On a 9.6-hectare tract of land on the Texas coast south of Houston, a start-up company from Florida called Algenol, in partnership with the Dow Chemical company, plans to build more than 3,000 bioreactors, starting next year. The bioreactors will grow algae that can produce ethanol fuel through a special process that involves using carbon dioxide from nearby coal-burning power plants to promote faster growth of the algae.

Algenol is already testing the process with 40 bioreactors in Florida, but the partnership with Dow and the U.S. Department of Energy on the Texas project is a major leap forward.

"There are very significant capabilities that Dow has that they are bringing to bear in this process," said Paul Woods, Algenol's Chief Executive Officer. "And I would say the same thing for the DOE [Department of Energy]. They will give us a financial ability to accelerate the process, to bring on more jobs, to have capabilities brought in from additional partners."

For Dow Chemical, the main focus will be producing material from algae that can be used to make plastics. The company currently uses natural gas for that purpose.

The Algenol bioreactors also produce oxygen as a byproduct and that can be fed into a power plant to burn coal more cleanly. Carbon dioxide produced by the power plant can be recycled back into the bioreactors to help promote more algae growth.

Once the site is developed, Paul Woods says the fuel it produces will be competitive with gasoline produced from petroleum at nearby refineries.

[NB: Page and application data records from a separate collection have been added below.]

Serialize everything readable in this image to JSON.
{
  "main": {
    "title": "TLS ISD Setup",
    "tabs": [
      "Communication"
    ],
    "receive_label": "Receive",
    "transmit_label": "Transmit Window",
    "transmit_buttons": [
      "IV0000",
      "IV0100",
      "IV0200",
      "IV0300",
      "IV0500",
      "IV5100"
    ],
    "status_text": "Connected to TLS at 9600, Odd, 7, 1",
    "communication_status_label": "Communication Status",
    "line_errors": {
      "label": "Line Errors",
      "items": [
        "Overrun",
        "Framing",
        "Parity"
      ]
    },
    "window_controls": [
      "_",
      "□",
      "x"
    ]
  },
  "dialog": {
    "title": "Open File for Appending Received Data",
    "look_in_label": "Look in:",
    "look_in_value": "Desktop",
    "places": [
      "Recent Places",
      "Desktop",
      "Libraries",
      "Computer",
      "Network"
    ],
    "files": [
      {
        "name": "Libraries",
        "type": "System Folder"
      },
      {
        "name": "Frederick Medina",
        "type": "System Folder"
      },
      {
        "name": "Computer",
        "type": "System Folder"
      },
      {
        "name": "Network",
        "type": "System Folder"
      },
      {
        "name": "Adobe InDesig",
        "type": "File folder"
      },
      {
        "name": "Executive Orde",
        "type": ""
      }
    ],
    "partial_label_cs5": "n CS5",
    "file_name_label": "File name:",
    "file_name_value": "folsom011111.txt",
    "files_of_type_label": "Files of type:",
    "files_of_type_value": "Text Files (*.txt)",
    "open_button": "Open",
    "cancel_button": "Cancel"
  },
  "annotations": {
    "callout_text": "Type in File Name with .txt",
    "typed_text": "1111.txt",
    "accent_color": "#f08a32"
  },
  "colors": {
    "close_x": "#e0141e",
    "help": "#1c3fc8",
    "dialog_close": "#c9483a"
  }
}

"We do not, in any way, intend to come to market with fuel that is more expensive than gasoline," he said. "We, in fact, intend to come to market with fuel that is less expensive than gasoline."

Some energy experts and environmentalists have expressed skepticism about the benefits of biofuels, especially ethanol produced from corn. But Woods notes that algae, using Algenol's patented process, produces eight times more energy than the energy used to make it. Corn-based ethanol produces only slightly more energy than it takes to produce it. And unlike corn, algae is not grown for food.

The Alegnol process involves the long-term growth of algae with continual extraction of the ethanol rather than cooking material to produce alcohol, which is the most common way ethanol is made from corn, sugar cane or waste material.

Many energy experts favor the development of electric vehicles rather than a heavy investment in biofuels. But Paul Woods says that idea is limited by the batteries used to store energy and that there is no battery currently available that can power long-haul trucks or heavy machinery.

"There will always be an advantage to a liquid transportation fuel. It has a lot more energy density than batteries," he said. "It will for a long time, at least while I am alive. And it is not just trucks and heavy machinery. It is even for an average family taking a longer trip than just a work commute, you really are going to have to have transportation fuel."

Biofuels are also favored by U.S. federal energy policies. The Energy Independence and Security Act of 2007 calls for increased use of biofuels in coming decades, with a goal of producing more than 136 billion liters of renewable fuels by the 2022.